The persistence of Bt proteins in the environment is a function primarily of (1) the concentration added, and (2) the rate of inactivation and degradation by both biotic and abiotic factors; when the rate of addition is faster than the rate of inactivation and/or degradation, the toxin accumulates (Venkateswerlu and Stotzky 1992, Tapp and Stotzky 1995, Crecchio and Stotzky 1998). Palm et al. (1996) showed that, when incubated in soil under laboratory conditions, Cry1Ac protein contained in transgenic Bt cotton plant residues degraded in soil at a rate similar to or greater than pure Cry1Ac proteins. Using insect bioassays, Ream et al. (1994) estimated that, at room temperature (24°C), the half-life of Cry1Ac protein was 9.3-20.2 d when spiked into silt loam soil, and 41 d when added to soil as transgenic Bt cotton plant tissues. Studies of the environmental fate of other Bt proteins, including those used in transgenic Bt potato and Bt corn (Cry3Aa and Cry 1Ab), have found that the half-lives of these proteins in soil are generally less than 20 d (Ream et al. 1994, Sims and Holden 1996, Palm et al. 1996). Although degradation of Bt Cry protein in soil does not follow a first order process and the rate of degradation could become slower as the amount of the Cry protein becomes less in soil (e.g., Palm et al. 1996), results from the current study demonstrate that the amount of Cry1Ac protein accumulated as a result of the continuous use of transgenic Bt cotton and subsequent incorporation of the plant residues into the soil by postharvest tillage in multiple seasons, does not result in detectable immunological and biological activity. The apparently rapid breakdown of other Bt proteins in soil, at rates comparable to that measured for Cry1Ac (Ream et al. 1994, Palm et al. 1996, Sims and Holden 1996), suggests that these proteins also will not be accumulating at biologically significant levels.

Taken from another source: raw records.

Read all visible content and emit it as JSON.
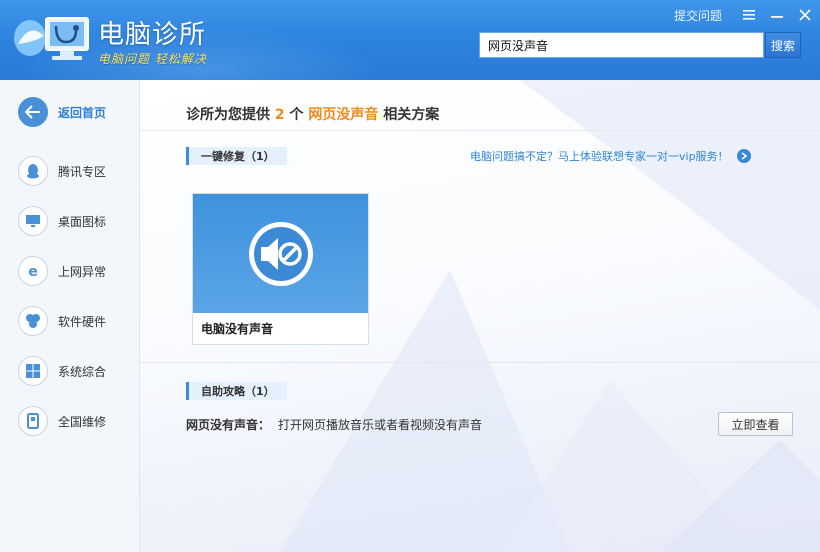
{
  "header": {
    "app_title": "电脑诊所",
    "slogan": "电脑问题 轻松解决",
    "feedback_label": "提交问题",
    "menu_icon": "menu-icon",
    "minimize_icon": "minimize-icon",
    "close_icon": "close-icon",
    "colors": {
      "bar": "#2d82dc",
      "slogan": "#ffe45a"
    }
  },
  "search": {
    "value": "网页没声音",
    "button_label": "搜索"
  },
  "sidebar": {
    "items": [
      {
        "label": "返回首页",
        "icon": "back-arrow-icon",
        "active": true
      },
      {
        "label": "腾讯专区",
        "icon": "qq-penguin-icon"
      },
      {
        "label": "桌面图标",
        "icon": "monitor-icon"
      },
      {
        "label": "上网异常",
        "icon": "ie-browser-icon"
      },
      {
        "label": "软件硬件",
        "icon": "hardware-icon"
      },
      {
        "label": "系统综合",
        "icon": "windows-icon"
      },
      {
        "label": "全国维修",
        "icon": "phone-icon"
      }
    ]
  },
  "main": {
    "result_prefix": "诊所为您提供",
    "result_count": "2",
    "result_unit": "个",
    "result_keyword": "网页没声音",
    "result_suffix": "相关方案",
    "quick_fix": {
      "label": "一键修复（1）",
      "vip_text": "电脑问题搞不定？马上体验联想专家一对一vip服务！",
      "cards": [
        {
          "label": "电脑没有声音",
          "icon": "speaker-muted-icon"
        }
      ]
    },
    "self_help": {
      "label": "自助攻略（1）",
      "items": [
        {
          "key": "网页没有声音：",
          "desc": "打开网页播放音乐或者看视频没有声音",
          "button": "立即查看"
        }
      ]
    }
  }
}
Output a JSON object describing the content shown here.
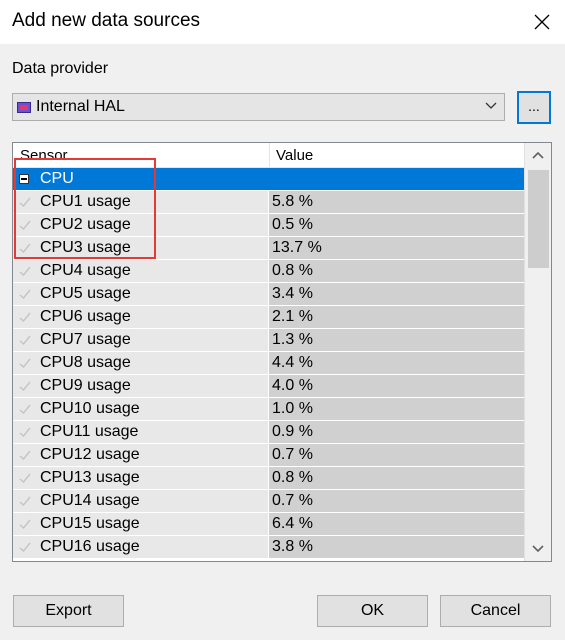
{
  "window": {
    "title": "Add new data sources",
    "close_icon": "close-icon"
  },
  "provider": {
    "label": "Data provider",
    "selected": "Internal HAL",
    "browse_label": "..."
  },
  "grid": {
    "columns": [
      "Sensor",
      "Value"
    ],
    "group": "CPU",
    "rows": [
      {
        "sensor": "CPU1 usage",
        "value": "5.8 %"
      },
      {
        "sensor": "CPU2 usage",
        "value": "0.5 %"
      },
      {
        "sensor": "CPU3 usage",
        "value": "13.7 %"
      },
      {
        "sensor": "CPU4 usage",
        "value": "0.8 %"
      },
      {
        "sensor": "CPU5 usage",
        "value": "3.4 %"
      },
      {
        "sensor": "CPU6 usage",
        "value": "2.1 %"
      },
      {
        "sensor": "CPU7 usage",
        "value": "1.3 %"
      },
      {
        "sensor": "CPU8 usage",
        "value": "4.4 %"
      },
      {
        "sensor": "CPU9 usage",
        "value": "4.0 %"
      },
      {
        "sensor": "CPU10 usage",
        "value": "1.0 %"
      },
      {
        "sensor": "CPU11 usage",
        "value": "0.9 %"
      },
      {
        "sensor": "CPU12 usage",
        "value": "0.7 %"
      },
      {
        "sensor": "CPU13 usage",
        "value": "0.8 %"
      },
      {
        "sensor": "CPU14 usage",
        "value": "0.7 %"
      },
      {
        "sensor": "CPU15 usage",
        "value": "6.4 %"
      },
      {
        "sensor": "CPU16 usage",
        "value": "3.8 %"
      }
    ]
  },
  "buttons": {
    "export": "Export",
    "ok": "OK",
    "cancel": "Cancel"
  },
  "colors": {
    "selection": "#0078d7",
    "annotation": "#e53935"
  }
}
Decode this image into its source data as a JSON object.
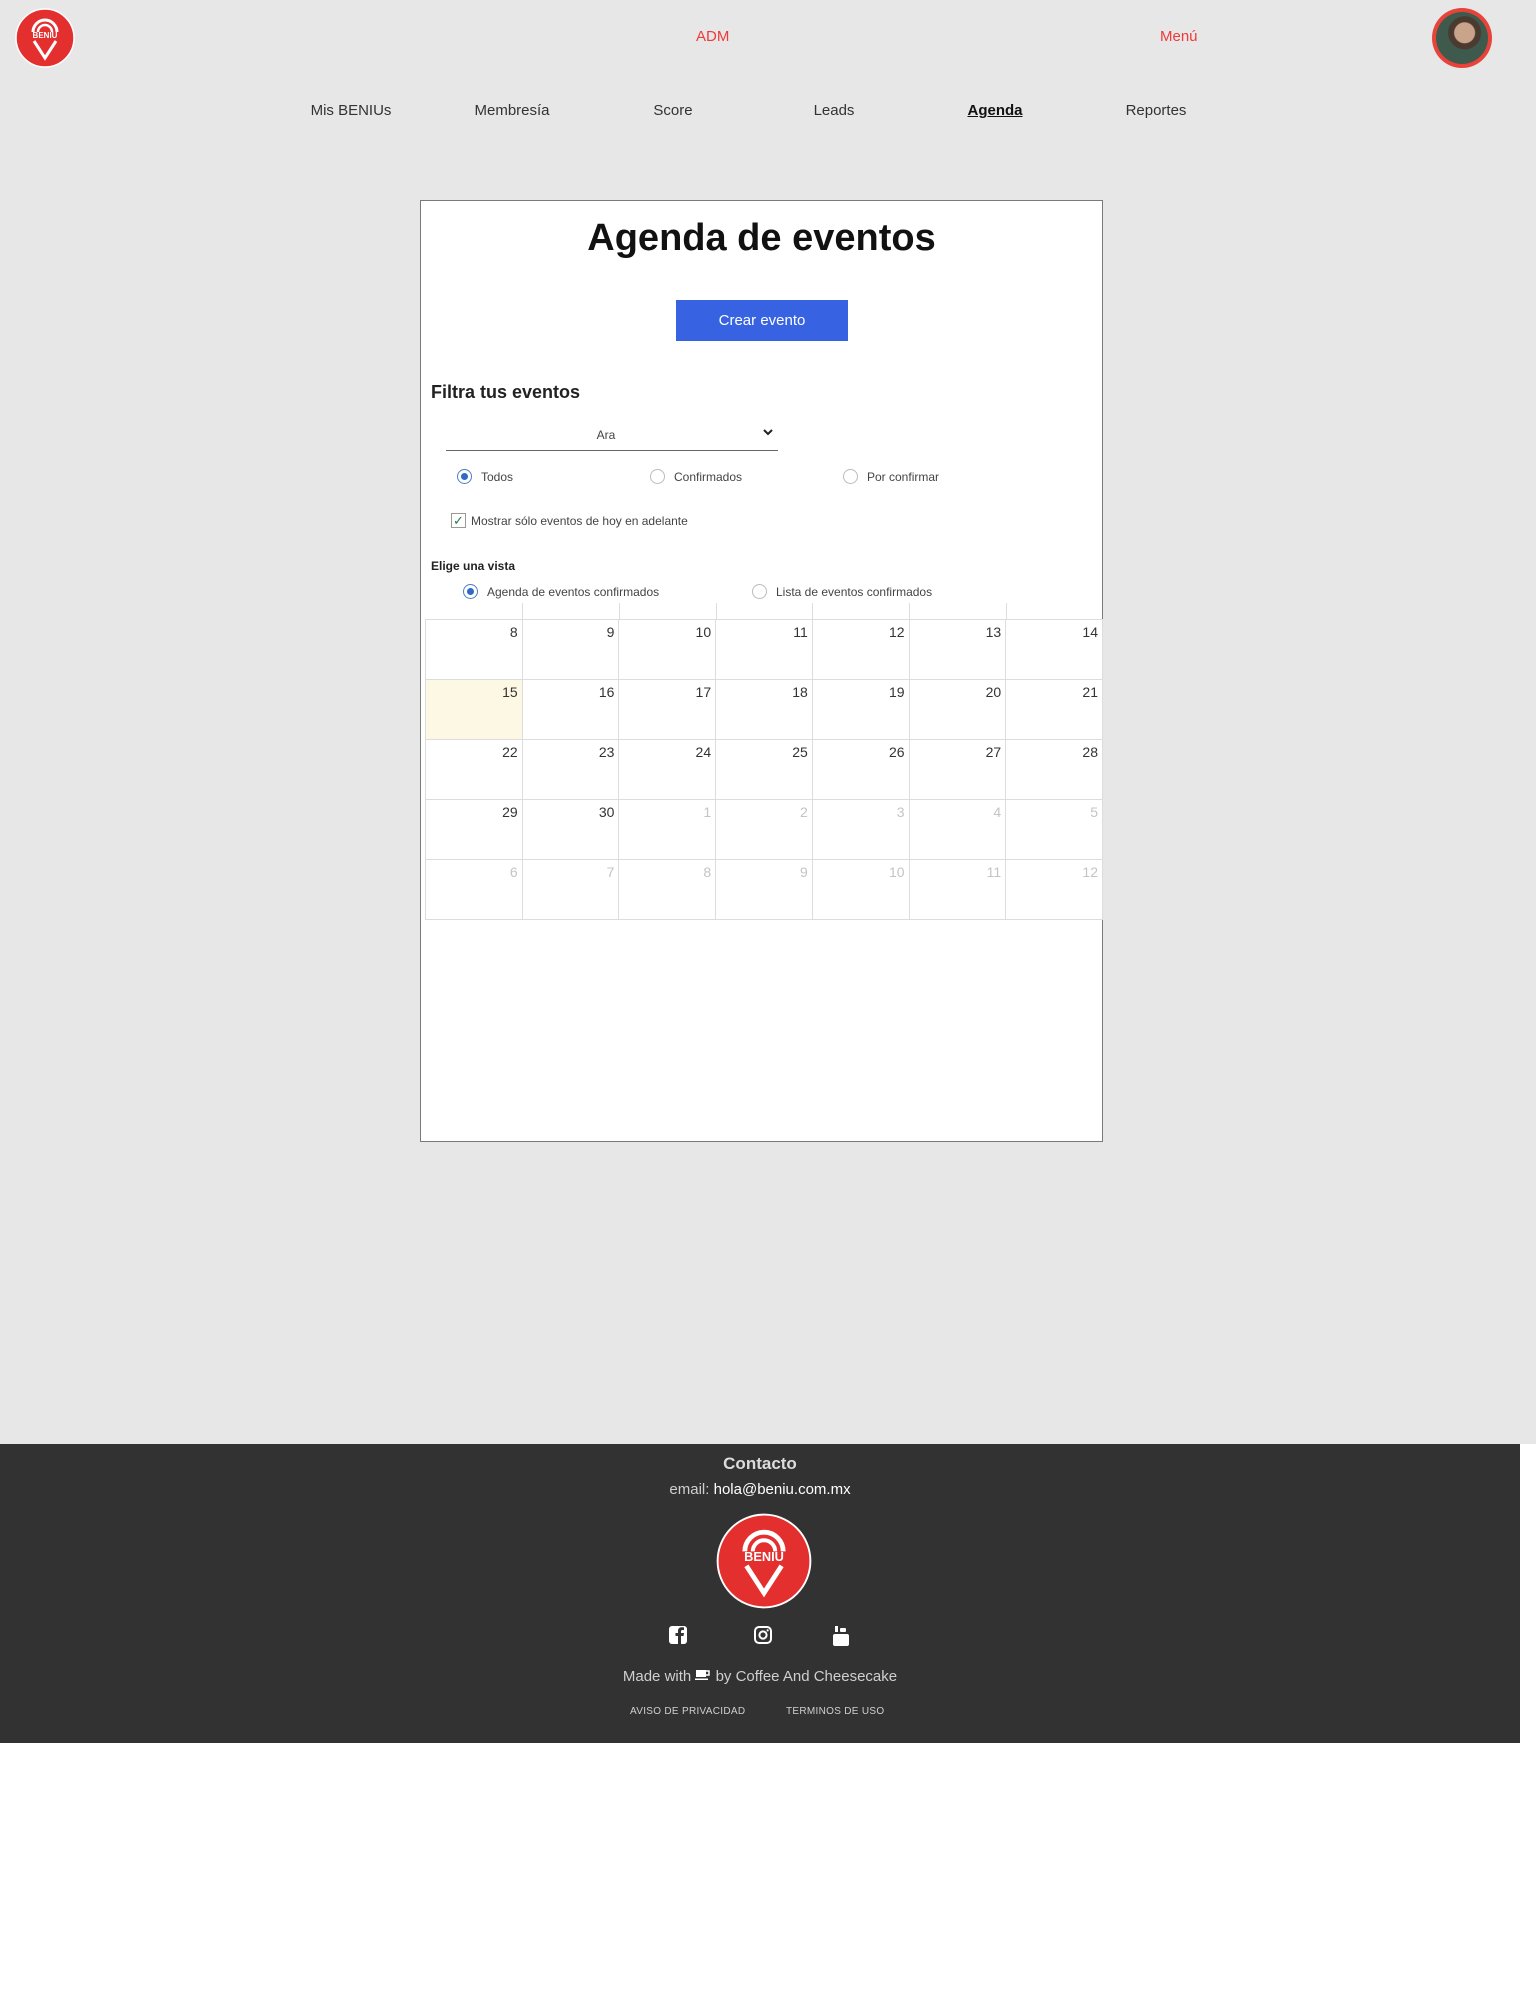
{
  "header": {
    "brand": "BENIU",
    "adm_label": "ADM",
    "menu_label": "Menú"
  },
  "nav": {
    "items": [
      "Mis BENIUs",
      "Membresía",
      "Score",
      "Leads",
      "Agenda",
      "Reportes"
    ],
    "active": "Agenda"
  },
  "card": {
    "title": "Agenda de eventos",
    "create_button": "Crear evento",
    "filter_title": "Filtra tus eventos",
    "select_value": "Ara",
    "status_options": [
      {
        "label": "Todos",
        "selected": true
      },
      {
        "label": "Confirmados",
        "selected": false
      },
      {
        "label": "Por confirmar",
        "selected": false
      }
    ],
    "checkbox_label": "Mostrar sólo eventos de hoy en adelante",
    "checkbox_checked": true,
    "view_title": "Elige una vista",
    "view_options": [
      {
        "label": "Agenda de eventos confirmados",
        "selected": true
      },
      {
        "label": "Lista de eventos confirmados",
        "selected": false
      }
    ]
  },
  "calendar": {
    "weeks": [
      [
        "8",
        "9",
        "10",
        "11",
        "12",
        "13",
        "14"
      ],
      [
        "15",
        "16",
        "17",
        "18",
        "19",
        "20",
        "21"
      ],
      [
        "22",
        "23",
        "24",
        "25",
        "26",
        "27",
        "28"
      ],
      [
        "29",
        "30",
        "1",
        "2",
        "3",
        "4",
        "5"
      ],
      [
        "6",
        "7",
        "8",
        "9",
        "10",
        "11",
        "12"
      ]
    ],
    "today": "15"
  },
  "footer": {
    "contact_title": "Contacto",
    "email_label": "email:",
    "email": "hola@beniu.com.mx",
    "brand": "BENIU",
    "made_with_prefix": "Made with",
    "made_with_suffix": "by Coffee And Cheesecake",
    "privacy": "AVISO DE PRIVACIDAD",
    "terms": "TERMINOS DE USO"
  },
  "colors": {
    "brand_red": "#ec3b3b",
    "primary_button": "#3763e3",
    "today_highlight": "#fcf8e3",
    "footer_bg": "#323232"
  },
  "icons": [
    "facebook-icon",
    "instagram-icon",
    "youtube-icon",
    "coffee-icon"
  ]
}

We thank Gregg Dixon, Zachary Shappley, and Alan Weir for assistance in providing us soil samples. Tom Nickson and Mike Mckee (Ecological Technology Center, Monsanto) provided helpful comments on an earlier draft of the manuscript. Changjian Jiang (of the Environmental Science Center, Monsanto) provided assistance in statistical analysis.